**Your instructions:**
Using the data below, reproduce exactly the lines from the line with "Enumerate this screenshot's" to the line with "What's the underlying", both included; pictures must be dropped.

[Entries from a dataset of interfaces]
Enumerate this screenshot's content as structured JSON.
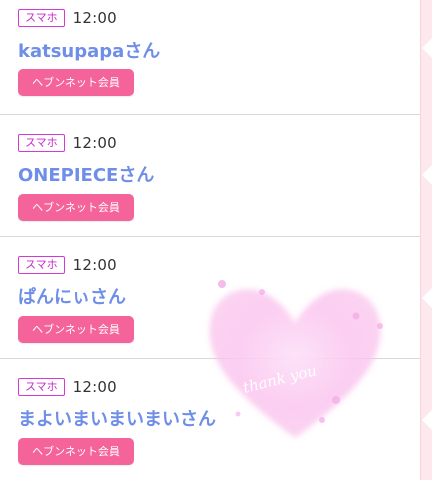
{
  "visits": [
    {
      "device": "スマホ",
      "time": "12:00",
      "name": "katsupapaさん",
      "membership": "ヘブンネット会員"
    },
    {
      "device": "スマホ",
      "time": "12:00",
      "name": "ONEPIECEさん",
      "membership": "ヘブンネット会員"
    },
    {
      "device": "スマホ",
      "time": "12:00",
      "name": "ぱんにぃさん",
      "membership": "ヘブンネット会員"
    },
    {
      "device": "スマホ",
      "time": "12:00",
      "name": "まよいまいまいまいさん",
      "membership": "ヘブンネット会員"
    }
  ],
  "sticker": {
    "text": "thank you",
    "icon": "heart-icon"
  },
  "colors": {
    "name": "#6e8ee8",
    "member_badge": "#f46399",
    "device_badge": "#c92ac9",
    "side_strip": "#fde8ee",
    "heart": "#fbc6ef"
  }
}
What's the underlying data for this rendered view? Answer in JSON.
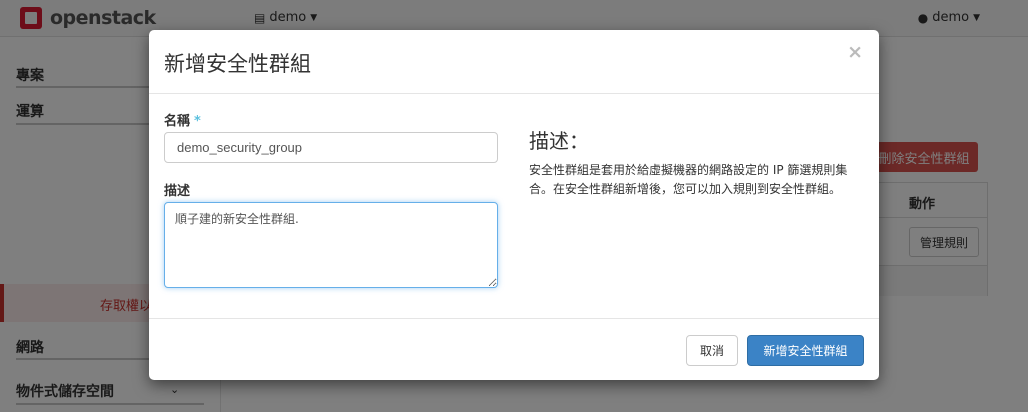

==

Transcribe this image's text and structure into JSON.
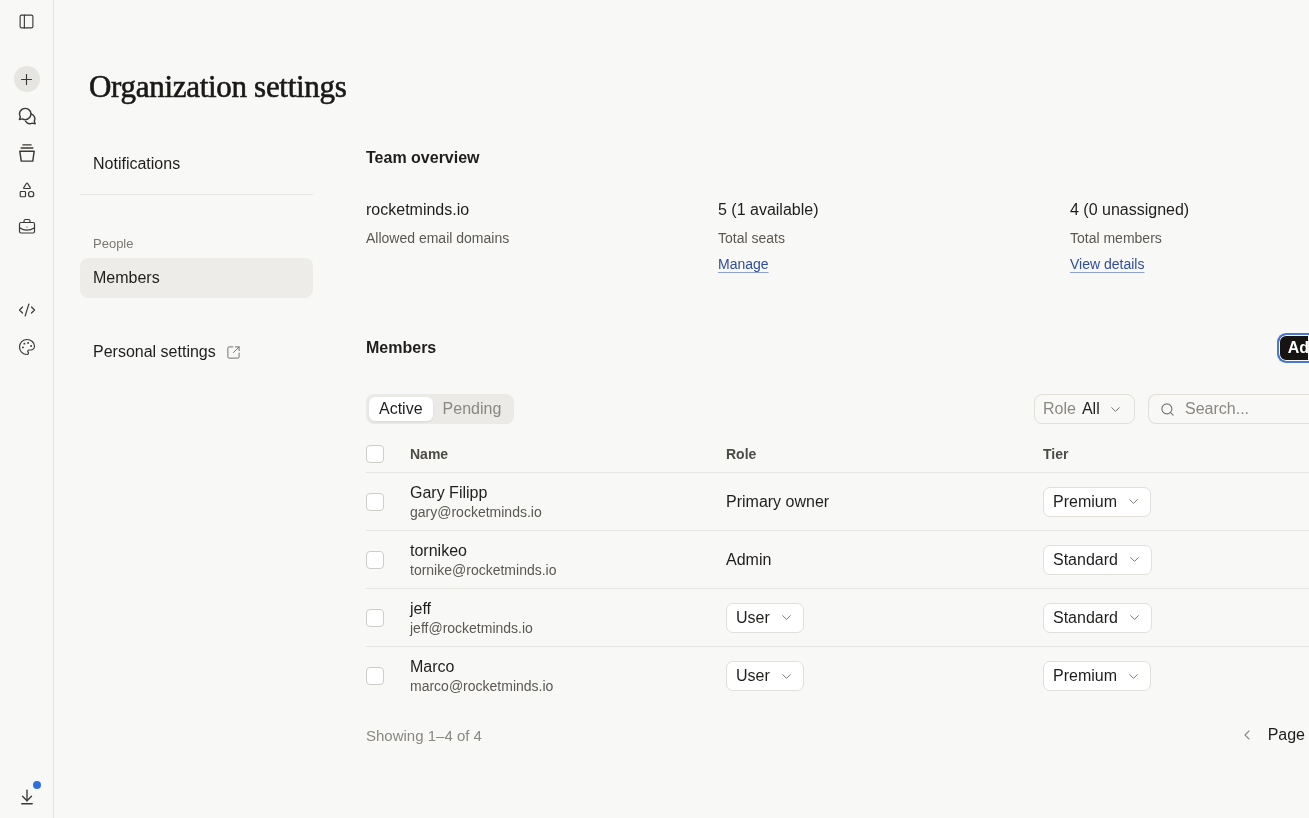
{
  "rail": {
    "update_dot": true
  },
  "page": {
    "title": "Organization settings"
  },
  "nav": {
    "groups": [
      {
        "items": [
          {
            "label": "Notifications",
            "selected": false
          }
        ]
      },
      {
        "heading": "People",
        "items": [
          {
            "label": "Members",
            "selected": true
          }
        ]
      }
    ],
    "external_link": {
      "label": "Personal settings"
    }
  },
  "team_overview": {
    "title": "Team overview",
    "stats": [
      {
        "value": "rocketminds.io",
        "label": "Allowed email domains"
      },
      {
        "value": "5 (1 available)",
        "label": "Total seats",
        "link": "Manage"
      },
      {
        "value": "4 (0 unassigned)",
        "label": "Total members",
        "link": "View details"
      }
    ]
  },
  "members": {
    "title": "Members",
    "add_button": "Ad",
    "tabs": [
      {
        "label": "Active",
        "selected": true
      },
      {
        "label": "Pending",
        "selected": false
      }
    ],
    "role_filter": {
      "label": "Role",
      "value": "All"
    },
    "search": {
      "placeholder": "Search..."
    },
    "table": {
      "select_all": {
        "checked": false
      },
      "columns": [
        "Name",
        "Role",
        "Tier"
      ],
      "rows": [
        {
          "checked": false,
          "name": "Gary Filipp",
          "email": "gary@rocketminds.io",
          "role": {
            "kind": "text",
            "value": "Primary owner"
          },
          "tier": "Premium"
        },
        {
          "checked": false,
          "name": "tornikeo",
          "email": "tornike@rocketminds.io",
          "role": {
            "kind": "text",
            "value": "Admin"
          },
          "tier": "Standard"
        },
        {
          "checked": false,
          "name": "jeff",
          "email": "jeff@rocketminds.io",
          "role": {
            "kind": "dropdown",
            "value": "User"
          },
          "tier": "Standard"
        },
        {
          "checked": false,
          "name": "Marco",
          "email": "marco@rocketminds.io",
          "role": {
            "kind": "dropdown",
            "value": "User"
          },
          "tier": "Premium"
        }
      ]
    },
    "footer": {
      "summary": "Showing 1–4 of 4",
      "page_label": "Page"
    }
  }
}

**Task response:**
Enumerate this screenshot's content as structured JSON.
{
  "visits": [
    {
      "device": "スマホ",
      "time": "12:00",
      "name": "katsupapaさん",
      "membership": "ヘブンネット会員"
    },
    {
      "device": "スマホ",
      "time": "12:00",
      "name": "ONEPIECEさん",
      "membership": "ヘブンネット会員"
    },
    {
      "device": "スマホ",
      "time": "12:00",
      "name": "ぱんにぃさん",
      "membership": "ヘブンネット会員"
    },
    {
      "device": "スマホ",
      "time": "12:00",
      "name": "まよいまいまいまいさん",
      "membership": "ヘブンネット会員"
    }
  ],
  "sticker": {
    "text": "thank you",
    "icon": "heart-icon"
  },
  "colors": {
    "name": "#6e8ee8",
    "member_badge": "#f46399",
    "device_badge": "#c92ac9",
    "side_strip": "#fde8ee",
    "heart": "#fbc6ef"
  }
}
What's the underlying data for this rendered view? Answer in JSON.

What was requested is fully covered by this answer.